#### DATA TO USE ####

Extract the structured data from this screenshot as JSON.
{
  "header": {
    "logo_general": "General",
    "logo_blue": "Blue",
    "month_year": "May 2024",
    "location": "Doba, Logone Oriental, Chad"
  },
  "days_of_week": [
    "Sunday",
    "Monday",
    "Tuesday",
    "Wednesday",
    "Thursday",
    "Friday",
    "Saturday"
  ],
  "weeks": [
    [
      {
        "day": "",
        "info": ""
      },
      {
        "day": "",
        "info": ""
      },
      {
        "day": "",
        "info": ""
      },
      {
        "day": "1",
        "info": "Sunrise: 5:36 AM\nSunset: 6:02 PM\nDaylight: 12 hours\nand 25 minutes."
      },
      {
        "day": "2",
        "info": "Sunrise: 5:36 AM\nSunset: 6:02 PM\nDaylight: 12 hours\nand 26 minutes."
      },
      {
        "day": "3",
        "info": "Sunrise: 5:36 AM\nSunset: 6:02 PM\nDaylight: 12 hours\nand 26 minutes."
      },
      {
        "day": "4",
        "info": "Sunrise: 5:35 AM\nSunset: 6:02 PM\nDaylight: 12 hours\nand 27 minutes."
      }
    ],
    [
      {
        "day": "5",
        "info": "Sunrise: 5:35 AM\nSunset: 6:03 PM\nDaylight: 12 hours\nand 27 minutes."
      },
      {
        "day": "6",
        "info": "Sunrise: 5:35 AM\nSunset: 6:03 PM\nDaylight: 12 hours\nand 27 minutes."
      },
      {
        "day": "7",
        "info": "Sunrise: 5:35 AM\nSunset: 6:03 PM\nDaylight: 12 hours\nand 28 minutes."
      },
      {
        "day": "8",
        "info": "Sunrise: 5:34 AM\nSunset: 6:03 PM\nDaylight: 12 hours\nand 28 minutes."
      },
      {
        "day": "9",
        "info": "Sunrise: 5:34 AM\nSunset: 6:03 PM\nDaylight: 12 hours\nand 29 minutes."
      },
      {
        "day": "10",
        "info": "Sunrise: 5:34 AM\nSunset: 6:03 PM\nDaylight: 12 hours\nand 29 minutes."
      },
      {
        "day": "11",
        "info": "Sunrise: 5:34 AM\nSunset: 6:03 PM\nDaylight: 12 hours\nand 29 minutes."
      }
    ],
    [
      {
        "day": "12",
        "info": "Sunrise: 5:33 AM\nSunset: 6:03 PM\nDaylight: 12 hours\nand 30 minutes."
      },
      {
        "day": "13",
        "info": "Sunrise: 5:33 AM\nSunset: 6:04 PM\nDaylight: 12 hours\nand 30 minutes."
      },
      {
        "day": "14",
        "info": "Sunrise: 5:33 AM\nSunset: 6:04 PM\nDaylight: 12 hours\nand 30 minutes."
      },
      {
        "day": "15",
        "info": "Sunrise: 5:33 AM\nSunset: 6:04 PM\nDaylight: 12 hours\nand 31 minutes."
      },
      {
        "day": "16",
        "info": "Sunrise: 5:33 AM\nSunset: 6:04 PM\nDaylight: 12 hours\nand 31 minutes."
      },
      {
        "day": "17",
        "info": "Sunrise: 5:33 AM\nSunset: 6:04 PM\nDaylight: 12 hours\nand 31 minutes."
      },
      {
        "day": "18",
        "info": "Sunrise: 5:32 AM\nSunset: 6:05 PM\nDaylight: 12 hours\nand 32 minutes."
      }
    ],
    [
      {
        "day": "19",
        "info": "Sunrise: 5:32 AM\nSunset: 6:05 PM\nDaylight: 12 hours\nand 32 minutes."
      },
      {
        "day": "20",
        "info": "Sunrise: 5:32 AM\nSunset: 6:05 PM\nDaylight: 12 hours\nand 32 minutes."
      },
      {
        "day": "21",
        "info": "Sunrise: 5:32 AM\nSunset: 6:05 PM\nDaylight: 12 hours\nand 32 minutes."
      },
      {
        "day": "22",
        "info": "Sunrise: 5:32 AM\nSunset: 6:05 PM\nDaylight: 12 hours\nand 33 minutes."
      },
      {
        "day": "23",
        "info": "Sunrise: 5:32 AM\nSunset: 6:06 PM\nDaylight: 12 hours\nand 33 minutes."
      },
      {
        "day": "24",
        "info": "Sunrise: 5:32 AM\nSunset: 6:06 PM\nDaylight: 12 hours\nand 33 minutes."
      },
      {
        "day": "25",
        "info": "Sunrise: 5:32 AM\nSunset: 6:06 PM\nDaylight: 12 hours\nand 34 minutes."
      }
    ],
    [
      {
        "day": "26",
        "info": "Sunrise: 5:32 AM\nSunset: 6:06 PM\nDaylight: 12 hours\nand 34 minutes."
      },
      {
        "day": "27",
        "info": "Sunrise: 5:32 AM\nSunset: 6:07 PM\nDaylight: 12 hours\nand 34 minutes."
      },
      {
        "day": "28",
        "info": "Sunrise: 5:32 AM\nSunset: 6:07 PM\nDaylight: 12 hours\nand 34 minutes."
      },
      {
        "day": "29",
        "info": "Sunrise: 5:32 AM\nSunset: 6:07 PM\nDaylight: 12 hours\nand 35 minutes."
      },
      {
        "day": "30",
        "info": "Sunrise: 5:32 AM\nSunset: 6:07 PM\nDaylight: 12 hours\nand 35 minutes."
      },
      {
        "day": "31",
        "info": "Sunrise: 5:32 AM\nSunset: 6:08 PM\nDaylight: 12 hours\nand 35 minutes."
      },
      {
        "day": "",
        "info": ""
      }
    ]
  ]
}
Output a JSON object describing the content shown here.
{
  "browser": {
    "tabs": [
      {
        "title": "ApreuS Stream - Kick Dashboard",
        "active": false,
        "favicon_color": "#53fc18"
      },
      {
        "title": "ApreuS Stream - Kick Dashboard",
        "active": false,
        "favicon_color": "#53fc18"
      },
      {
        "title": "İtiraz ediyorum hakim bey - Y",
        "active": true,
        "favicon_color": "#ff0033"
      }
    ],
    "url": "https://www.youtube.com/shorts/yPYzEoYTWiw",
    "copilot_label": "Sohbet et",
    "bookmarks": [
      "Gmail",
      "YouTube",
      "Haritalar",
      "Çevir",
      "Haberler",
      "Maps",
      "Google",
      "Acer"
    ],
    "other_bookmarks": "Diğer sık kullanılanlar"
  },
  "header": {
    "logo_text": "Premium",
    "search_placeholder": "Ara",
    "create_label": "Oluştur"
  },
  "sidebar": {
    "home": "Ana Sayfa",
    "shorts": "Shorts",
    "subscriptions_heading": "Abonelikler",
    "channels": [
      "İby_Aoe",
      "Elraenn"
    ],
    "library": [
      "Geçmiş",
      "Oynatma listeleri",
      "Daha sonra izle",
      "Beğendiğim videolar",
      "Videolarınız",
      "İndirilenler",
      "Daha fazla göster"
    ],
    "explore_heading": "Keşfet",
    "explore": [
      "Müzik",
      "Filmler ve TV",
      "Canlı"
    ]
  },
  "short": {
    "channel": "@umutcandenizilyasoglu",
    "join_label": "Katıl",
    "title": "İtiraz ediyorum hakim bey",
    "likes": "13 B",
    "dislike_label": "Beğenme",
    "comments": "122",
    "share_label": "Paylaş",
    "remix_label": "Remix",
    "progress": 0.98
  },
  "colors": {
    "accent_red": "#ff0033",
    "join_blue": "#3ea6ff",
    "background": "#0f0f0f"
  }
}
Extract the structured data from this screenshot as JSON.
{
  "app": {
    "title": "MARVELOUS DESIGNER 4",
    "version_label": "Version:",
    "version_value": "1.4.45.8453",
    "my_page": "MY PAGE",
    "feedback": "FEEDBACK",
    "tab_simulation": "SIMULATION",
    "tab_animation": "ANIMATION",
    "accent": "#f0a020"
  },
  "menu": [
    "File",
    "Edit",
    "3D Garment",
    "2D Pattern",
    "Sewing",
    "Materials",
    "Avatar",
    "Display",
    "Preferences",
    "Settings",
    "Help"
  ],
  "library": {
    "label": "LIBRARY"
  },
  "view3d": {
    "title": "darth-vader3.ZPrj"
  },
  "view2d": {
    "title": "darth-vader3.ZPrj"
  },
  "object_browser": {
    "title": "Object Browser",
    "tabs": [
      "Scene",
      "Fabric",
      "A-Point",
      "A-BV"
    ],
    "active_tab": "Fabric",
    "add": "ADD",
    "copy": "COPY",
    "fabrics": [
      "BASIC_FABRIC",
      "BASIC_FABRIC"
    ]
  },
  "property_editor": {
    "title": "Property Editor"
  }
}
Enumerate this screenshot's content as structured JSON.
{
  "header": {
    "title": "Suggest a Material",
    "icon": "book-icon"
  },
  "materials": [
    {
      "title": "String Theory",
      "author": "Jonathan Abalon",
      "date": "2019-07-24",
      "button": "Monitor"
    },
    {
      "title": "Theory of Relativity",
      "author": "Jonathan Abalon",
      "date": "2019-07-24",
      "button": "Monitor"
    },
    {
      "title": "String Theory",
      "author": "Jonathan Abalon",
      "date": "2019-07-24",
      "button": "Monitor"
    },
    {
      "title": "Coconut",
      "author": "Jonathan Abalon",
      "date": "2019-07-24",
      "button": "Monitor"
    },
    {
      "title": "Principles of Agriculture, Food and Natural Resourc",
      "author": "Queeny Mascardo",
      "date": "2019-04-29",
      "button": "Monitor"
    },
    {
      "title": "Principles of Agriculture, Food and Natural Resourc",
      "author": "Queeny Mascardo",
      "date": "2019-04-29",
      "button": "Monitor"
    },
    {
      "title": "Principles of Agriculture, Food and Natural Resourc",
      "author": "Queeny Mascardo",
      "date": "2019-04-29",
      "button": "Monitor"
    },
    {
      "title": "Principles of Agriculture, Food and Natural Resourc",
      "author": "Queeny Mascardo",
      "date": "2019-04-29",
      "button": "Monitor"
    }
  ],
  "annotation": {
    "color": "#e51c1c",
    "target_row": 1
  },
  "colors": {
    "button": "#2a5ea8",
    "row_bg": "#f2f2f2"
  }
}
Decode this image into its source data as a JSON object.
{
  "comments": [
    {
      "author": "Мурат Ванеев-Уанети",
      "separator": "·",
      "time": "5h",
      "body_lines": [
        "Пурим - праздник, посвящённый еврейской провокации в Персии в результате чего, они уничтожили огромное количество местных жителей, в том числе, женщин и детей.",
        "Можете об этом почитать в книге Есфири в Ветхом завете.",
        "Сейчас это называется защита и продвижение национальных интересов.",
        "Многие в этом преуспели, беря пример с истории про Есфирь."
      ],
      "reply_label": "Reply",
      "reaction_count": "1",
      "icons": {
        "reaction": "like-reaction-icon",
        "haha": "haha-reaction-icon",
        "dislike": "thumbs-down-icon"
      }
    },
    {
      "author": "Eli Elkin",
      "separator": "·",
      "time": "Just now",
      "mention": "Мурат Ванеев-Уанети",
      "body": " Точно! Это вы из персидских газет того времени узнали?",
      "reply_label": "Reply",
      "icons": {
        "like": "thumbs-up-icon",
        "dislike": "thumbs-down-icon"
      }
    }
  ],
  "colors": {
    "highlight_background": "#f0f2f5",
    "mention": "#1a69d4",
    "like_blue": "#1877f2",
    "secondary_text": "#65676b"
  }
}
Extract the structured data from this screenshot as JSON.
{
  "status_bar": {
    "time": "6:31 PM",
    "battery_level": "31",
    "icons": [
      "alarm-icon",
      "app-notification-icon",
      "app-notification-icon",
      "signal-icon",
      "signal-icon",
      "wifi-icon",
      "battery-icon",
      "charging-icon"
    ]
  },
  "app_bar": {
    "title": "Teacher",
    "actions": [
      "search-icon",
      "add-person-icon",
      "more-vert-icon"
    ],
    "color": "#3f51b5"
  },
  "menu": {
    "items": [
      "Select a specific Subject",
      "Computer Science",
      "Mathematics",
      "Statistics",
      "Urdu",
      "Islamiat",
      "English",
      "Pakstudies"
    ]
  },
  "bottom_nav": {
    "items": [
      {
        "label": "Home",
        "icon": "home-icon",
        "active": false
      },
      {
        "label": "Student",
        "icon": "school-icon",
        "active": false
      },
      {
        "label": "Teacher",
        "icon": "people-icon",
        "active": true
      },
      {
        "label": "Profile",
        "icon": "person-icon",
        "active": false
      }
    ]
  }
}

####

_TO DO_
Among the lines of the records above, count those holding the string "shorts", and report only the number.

_TASK RESULT_
2